(Stored items)
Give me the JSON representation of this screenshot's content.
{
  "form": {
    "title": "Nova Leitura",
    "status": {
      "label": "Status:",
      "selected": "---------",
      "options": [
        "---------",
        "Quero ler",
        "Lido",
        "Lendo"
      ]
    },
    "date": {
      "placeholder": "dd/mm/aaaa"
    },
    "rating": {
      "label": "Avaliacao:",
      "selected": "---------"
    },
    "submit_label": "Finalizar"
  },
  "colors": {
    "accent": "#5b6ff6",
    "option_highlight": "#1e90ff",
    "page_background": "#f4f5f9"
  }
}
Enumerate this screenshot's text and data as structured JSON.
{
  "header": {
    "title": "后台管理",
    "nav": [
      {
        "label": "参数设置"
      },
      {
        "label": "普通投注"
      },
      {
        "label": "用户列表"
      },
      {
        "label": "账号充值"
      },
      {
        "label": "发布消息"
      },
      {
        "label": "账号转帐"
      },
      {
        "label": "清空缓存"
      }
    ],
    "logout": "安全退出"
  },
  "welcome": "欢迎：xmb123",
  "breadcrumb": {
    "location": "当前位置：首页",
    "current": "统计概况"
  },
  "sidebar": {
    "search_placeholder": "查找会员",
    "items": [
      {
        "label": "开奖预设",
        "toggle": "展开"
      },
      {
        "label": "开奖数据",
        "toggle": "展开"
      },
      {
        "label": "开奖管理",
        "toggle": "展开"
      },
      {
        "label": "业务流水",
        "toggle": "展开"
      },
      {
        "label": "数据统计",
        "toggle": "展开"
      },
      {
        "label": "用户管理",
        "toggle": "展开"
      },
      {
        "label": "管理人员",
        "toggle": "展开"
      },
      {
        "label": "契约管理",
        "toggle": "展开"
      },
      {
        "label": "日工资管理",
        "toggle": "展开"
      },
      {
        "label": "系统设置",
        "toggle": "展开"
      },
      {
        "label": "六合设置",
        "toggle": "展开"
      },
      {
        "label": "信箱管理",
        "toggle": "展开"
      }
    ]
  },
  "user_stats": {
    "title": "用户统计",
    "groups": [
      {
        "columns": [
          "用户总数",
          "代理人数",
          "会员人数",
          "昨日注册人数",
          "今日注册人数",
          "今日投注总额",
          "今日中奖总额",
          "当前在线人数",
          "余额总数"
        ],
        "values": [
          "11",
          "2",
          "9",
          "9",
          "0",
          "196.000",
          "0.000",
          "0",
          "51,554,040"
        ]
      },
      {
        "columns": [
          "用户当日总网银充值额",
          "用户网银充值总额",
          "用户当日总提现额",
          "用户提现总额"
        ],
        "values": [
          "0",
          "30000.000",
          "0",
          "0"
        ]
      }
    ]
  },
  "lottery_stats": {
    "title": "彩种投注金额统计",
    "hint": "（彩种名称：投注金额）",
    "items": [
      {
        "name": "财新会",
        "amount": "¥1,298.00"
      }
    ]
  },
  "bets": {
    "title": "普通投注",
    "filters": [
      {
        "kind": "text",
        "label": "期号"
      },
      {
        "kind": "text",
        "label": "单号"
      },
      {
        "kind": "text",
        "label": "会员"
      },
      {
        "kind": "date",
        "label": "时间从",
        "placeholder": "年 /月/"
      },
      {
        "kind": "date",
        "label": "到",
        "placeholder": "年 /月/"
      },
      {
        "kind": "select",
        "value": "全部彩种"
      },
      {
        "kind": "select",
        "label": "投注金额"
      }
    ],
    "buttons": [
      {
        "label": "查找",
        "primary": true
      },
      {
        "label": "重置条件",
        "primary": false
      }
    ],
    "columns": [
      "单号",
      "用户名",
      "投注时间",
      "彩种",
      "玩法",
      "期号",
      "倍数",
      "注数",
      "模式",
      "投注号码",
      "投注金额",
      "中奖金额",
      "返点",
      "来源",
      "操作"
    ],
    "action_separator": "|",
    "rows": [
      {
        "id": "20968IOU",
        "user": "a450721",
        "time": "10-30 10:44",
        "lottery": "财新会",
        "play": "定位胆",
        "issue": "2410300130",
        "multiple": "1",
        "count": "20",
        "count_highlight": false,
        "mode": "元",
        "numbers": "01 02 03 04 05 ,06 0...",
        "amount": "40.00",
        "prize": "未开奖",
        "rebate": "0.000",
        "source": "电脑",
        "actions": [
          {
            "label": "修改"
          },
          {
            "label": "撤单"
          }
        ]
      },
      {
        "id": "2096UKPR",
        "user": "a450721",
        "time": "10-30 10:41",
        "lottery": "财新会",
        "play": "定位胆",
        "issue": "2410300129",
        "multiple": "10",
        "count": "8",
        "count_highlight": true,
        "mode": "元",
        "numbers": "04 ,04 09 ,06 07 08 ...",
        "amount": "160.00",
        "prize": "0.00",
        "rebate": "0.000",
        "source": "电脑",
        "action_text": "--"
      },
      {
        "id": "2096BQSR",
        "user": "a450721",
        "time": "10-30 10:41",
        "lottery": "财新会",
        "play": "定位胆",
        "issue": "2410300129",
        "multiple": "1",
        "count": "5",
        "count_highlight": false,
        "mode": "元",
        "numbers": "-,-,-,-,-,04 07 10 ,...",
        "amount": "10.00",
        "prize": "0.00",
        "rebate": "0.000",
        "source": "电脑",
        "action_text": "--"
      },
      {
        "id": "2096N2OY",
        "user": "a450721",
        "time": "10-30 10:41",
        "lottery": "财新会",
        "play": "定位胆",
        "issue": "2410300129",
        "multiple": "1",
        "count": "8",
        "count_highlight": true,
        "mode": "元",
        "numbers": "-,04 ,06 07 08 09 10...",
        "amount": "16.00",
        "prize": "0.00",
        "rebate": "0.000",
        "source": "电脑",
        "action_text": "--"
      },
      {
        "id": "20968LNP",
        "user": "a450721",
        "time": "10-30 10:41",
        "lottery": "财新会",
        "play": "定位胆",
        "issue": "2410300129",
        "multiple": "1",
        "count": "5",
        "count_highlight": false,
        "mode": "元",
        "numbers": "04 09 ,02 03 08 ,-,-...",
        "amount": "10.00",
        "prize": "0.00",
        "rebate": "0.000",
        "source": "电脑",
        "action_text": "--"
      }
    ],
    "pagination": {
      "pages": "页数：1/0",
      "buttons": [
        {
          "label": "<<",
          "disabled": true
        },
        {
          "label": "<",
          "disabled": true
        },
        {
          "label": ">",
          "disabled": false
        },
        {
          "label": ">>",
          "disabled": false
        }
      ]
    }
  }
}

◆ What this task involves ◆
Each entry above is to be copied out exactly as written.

◆ Response to this task ◆
Give me the JSON representation of this screenshot's content.
{
  "form": {
    "title": "Nova Leitura",
    "status": {
      "label": "Status:",
      "selected": "---------",
      "options": [
        "---------",
        "Quero ler",
        "Lido",
        "Lendo"
      ]
    },
    "date": {
      "placeholder": "dd/mm/aaaa"
    },
    "rating": {
      "label": "Avaliacao:",
      "selected": "---------"
    },
    "submit_label": "Finalizar"
  },
  "colors": {
    "accent": "#5b6ff6",
    "option_highlight": "#1e90ff",
    "page_background": "#f4f5f9"
  }
}
Enumerate this screenshot's text and data as structured JSON.
{
  "header": {
    "title": "后台管理",
    "nav": [
      {
        "label": "参数设置"
      },
      {
        "label": "普通投注"
      },
      {
        "label": "用户列表"
      },
      {
        "label": "账号充值"
      },
      {
        "label": "发布消息"
      },
      {
        "label": "账号转帐"
      },
      {
        "label": "清空缓存"
      }
    ],
    "logout": "安全退出"
  },
  "welcome": "欢迎：xmb123",
  "breadcrumb": {
    "location": "当前位置：首页",
    "current": "统计概况"
  },
  "sidebar": {
    "search_placeholder": "查找会员",
    "items": [
      {
        "label": "开奖预设",
        "toggle": "展开"
      },
      {
        "label": "开奖数据",
        "toggle": "展开"
      },
      {
        "label": "开奖管理",
        "toggle": "展开"
      },
      {
        "label": "业务流水",
        "toggle": "展开"
      },
      {
        "label": "数据统计",
        "toggle": "展开"
      },
      {
        "label": "用户管理",
        "toggle": "展开"
      },
      {
        "label": "管理人员",
        "toggle": "展开"
      },
      {
        "label": "契约管理",
        "toggle": "展开"
      },
      {
        "label": "日工资管理",
        "toggle": "展开"
      },
      {
        "label": "系统设置",
        "toggle": "展开"
      },
      {
        "label": "六合设置",
        "toggle": "展开"
      },
      {
        "label": "信箱管理",
        "toggle": "展开"
      }
    ]
  },
  "user_stats": {
    "title": "用户统计",
    "groups": [
      {
        "columns": [
          "用户总数",
          "代理人数",
          "会员人数",
          "昨日注册人数",
          "今日注册人数",
          "今日投注总额",
          "今日中奖总额",
          "当前在线人数",
          "余额总数"
        ],
        "values": [
          "11",
          "2",
          "9",
          "9",
          "0",
          "196.000",
          "0.000",
          "0",
          "51,554,040"
        ]
      },
      {
        "columns": [
          "用户当日总网银充值额",
          "用户网银充值总额",
          "用户当日总提现额",
          "用户提现总额"
        ],
        "values": [
          "0",
          "30000.000",
          "0",
          "0"
        ]
      }
    ]
  },
  "lottery_stats": {
    "title": "彩种投注金额统计",
    "hint": "（彩种名称：投注金额）",
    "items": [
      {
        "name": "财新会",
        "amount": "¥1,298.00"
      }
    ]
  },
  "bets": {
    "title": "普通投注",
    "filters": [
      {
        "kind": "text",
        "label": "期号"
      },
      {
        "kind": "text",
        "label": "单号"
      },
      {
        "kind": "text",
        "label": "会员"
      },
      {
        "kind": "date",
        "label": "时间从",
        "placeholder": "年 /月/"
      },
      {
        "kind": "date",
        "label": "到",
        "placeholder": "年 /月/"
      },
      {
        "kind": "select",
        "value": "全部彩种"
      },
      {
        "kind": "select",
        "label": "投注金额"
      }
    ],
    "buttons": [
      {
        "label": "查找",
        "primary": true
      },
      {
        "label": "重置条件",
        "primary": false
      }
    ],
    "columns": [
      "单号",
      "用户名",
      "投注时间",
      "彩种",
      "玩法",
      "期号",
      "倍数",
      "注数",
      "模式",
      "投注号码",
      "投注金额",
      "中奖金额",
      "返点",
      "来源",
      "操作"
    ],
    "action_separator": "|",
    "rows": [
      {
        "id": "20968IOU",
        "user": "a450721",
        "time": "10-30 10:44",
        "lottery": "财新会",
        "play": "定位胆",
        "issue": "2410300130",
        "multiple": "1",
        "count": "20",
        "count_highlight": false,
        "mode": "元",
        "numbers": "01 02 03 04 05 ,06 0...",
        "amount": "40.00",
        "prize": "未开奖",
        "rebate": "0.000",
        "source": "电脑",
        "actions": [
          {
            "label": "修改"
          },
          {
            "label": "撤单"
          }
        ]
      },
      {
        "id": "2096UKPR",
        "user": "a450721",
        "time": "10-30 10:41",
        "lottery": "财新会",
        "play": "定位胆",
        "issue": "2410300129",
        "multiple": "10",
        "count": "8",
        "count_highlight": true,
        "mode": "元",
        "numbers": "04 ,04 09 ,06 07 08 ...",
        "amount": "160.00",
        "prize": "0.00",
        "rebate": "0.000",
        "source": "电脑",
        "action_text": "--"
      },
      {
        "id": "2096BQSR",
        "user": "a450721",
        "time": "10-30 10:41",
        "lottery": "财新会",
        "play": "定位胆",
        "issue": "2410300129",
        "multiple": "1",
        "count": "5",
        "count_highlight": false,
        "mode": "元",
        "numbers": "-,-,-,-,-,04 07 10 ,...",
        "amount": "10.00",
        "prize": "0.00",
        "rebate": "0.000",
        "source": "电脑",
        "action_text": "--"
      },
      {
        "id": "2096N2OY",
        "user": "a450721",
        "time": "10-30 10:41",
        "lottery": "财新会",
        "play": "定位胆",
        "issue": "2410300129",
        "multiple": "1",
        "count": "8",
        "count_highlight": true,
        "mode": "元",
        "numbers": "-,04 ,06 07 08 09 10...",
        "amount": "16.00",
        "prize": "0.00",
        "rebate": "0.000",
        "source": "电脑",
        "action_text": "--"
      },
      {
        "id": "20968LNP",
        "user": "a450721",
        "time": "10-30 10:41",
        "lottery": "财新会",
        "play": "定位胆",
        "issue": "2410300129",
        "multiple": "1",
        "count": "5",
        "count_highlight": false,
        "mode": "元",
        "numbers": "04 09 ,02 03 08 ,-,-...",
        "amount": "10.00",
        "prize": "0.00",
        "rebate": "0.000",
        "source": "电脑",
        "action_text": "--"
      }
    ],
    "pagination": {
      "pages": "页数：1/0",
      "buttons": [
        {
          "label": "<<",
          "disabled": true
        },
        {
          "label": "<",
          "disabled": true
        },
        {
          "label": ">",
          "disabled": false
        },
        {
          "label": ">>",
          "disabled": false
        }
      ]
    }
  }
}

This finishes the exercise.